If the government truly believes in personalisation, then it must surely also believe that schools should be allowed to develop individual models of provision that are appropriate to local circumstances. If they can allow this to happen, then in personalisation they may have found an issue that can unite schools in a new and exciting way, while gaining the respect of the teaching profession for adopting a more inclusive approach to schools.
Brin Best is director of Innovation for Education.
Case study: A light touch
Progress towards personalisation was achieved at this school through a range small-scale initiatives over a two-year period.
Parents’ evenings were stopped and a student review day set up for each year group instead, in order for staff to provide more focused feedback for individual students.
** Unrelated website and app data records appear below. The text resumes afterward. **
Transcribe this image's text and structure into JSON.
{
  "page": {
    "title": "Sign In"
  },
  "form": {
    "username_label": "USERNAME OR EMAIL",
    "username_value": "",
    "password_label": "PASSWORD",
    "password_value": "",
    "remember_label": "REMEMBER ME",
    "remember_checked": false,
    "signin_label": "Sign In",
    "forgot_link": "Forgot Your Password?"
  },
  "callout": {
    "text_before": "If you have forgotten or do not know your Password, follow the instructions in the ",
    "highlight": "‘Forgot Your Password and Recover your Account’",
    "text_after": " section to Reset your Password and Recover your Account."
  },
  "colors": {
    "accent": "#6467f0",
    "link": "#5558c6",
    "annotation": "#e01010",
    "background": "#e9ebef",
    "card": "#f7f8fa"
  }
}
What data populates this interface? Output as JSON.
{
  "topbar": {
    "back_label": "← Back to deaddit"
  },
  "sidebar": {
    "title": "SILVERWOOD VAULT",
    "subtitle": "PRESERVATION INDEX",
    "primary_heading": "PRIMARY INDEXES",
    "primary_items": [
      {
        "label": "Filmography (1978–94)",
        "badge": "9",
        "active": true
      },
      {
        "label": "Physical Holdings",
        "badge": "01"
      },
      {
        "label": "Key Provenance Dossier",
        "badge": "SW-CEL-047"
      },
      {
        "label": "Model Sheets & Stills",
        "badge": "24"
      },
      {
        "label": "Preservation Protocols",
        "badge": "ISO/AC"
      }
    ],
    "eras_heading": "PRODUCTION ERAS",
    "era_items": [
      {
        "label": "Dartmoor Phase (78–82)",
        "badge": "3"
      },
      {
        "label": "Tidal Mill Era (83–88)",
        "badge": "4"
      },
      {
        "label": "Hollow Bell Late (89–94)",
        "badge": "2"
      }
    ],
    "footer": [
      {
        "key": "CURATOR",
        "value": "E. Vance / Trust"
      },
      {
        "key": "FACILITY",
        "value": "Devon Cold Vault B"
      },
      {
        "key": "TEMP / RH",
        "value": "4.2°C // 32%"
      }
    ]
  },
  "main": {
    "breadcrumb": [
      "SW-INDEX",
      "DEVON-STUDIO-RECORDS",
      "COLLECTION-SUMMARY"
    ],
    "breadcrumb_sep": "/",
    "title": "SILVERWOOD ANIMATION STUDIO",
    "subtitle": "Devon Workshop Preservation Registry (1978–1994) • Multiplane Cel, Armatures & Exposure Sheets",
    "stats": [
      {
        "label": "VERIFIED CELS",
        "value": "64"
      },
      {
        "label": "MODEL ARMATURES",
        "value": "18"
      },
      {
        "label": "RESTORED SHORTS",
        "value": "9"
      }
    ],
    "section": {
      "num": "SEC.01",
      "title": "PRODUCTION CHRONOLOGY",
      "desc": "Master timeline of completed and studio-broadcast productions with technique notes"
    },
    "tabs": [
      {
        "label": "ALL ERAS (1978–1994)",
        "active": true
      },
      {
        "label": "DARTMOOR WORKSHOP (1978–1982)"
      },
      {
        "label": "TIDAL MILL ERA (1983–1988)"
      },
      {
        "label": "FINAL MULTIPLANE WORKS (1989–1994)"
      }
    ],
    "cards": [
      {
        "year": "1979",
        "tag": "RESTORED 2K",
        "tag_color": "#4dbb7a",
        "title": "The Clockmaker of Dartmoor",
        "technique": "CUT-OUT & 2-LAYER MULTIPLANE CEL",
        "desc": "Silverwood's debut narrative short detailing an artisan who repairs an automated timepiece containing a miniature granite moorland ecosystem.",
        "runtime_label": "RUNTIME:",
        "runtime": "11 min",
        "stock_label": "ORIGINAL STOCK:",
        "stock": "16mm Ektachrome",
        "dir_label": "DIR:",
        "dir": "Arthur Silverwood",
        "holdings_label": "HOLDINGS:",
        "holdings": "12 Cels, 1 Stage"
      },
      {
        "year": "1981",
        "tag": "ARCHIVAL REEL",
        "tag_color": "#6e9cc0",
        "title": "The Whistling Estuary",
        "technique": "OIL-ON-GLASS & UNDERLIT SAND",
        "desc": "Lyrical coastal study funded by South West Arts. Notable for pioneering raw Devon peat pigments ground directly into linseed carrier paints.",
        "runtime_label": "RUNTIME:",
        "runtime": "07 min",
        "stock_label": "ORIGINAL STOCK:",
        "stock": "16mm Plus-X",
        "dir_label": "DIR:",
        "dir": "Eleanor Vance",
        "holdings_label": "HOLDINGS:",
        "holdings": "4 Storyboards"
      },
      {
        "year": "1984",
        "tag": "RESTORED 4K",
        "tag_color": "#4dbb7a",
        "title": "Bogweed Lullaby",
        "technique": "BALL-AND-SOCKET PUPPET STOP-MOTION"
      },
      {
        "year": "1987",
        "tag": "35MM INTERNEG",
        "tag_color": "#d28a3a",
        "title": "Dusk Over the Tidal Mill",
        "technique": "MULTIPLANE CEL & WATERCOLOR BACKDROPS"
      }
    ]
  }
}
Individual appointment times were made with each form tutor, who assembled the comments of all teaching staff and fed these back to the student and parents during an intensive 20-minute session.
This new approach also provided the opportunity for personal targets to be reviewed and set. The school’s G&T coordinator was available for additional consultations on the day, with some students who had suffered particular challenges being called to interview with their parents. The number of students attending with their parents increased markedly during these review days, with many parents commenting that the new format provided a much more satisfactory way to receive feedback in a relaxed manner, which avoided the scrum-like atmosphere of parents’ evenings. Long queues and frustrating delays were avoided.
Work was also carried out in lessons to personalise learning. Several members of staff carried out learning preference questionnaires with students, which they used to tailor their teaching to appeal to the widest range of learners. Close attention was also paid to the results of these questionnaires by the G&T coordinator, who kept records for students in the cohort. End of unit tests in some subjects were restructured from being focused on the content students had learned, to determining the skills and knowledge they had gained, with a view to building on this in future learning. Finally, differentiated tests were introduced in certain subjects to make them more appropriate to the needs of more able students.
Case study: A strategic approach
This school chose to operate at a much more strategic level in order to create a step change in how personalisation was adopted across the school.
Personalisation for more able students was seen as just one facet of a wider mission to improve provision for all students, by tailoring provision to specific needs. The school’s G&T coordinator was closely involved at all stages.
Work began with a clarification of what the school wanted to get out of the new work, carried out collaboratively at a staff meeting. This was
led by senior leaders, but actively involved staff. This provided the foundation for a whole-school audit of existing work, which gave a baseline upon which future progress could be judged. Each department or team within the school was then asked to devise an action plan that would take the school several steps further to personalised learning within a year. These spanned curriculum innovations, new teaching and learning approaches and better relationships with parents and the wider community.
A personalisation team was set up to monitor progress and provide a means of communicating successes back to the whole staff. This group also ensured that personalisation was kept high on people’s agendas. A newsletter was set-up and there were regular updates at staff meetings. Senior leaders at the school gave their active support to the work and every member of staff knew that they had a role in helping the school achieve its vision.
This strategic approach, which was rolled out progressively over the course of a year, enabled the school to demonstrate a genuine effort to personalise learning for more able students and other groups.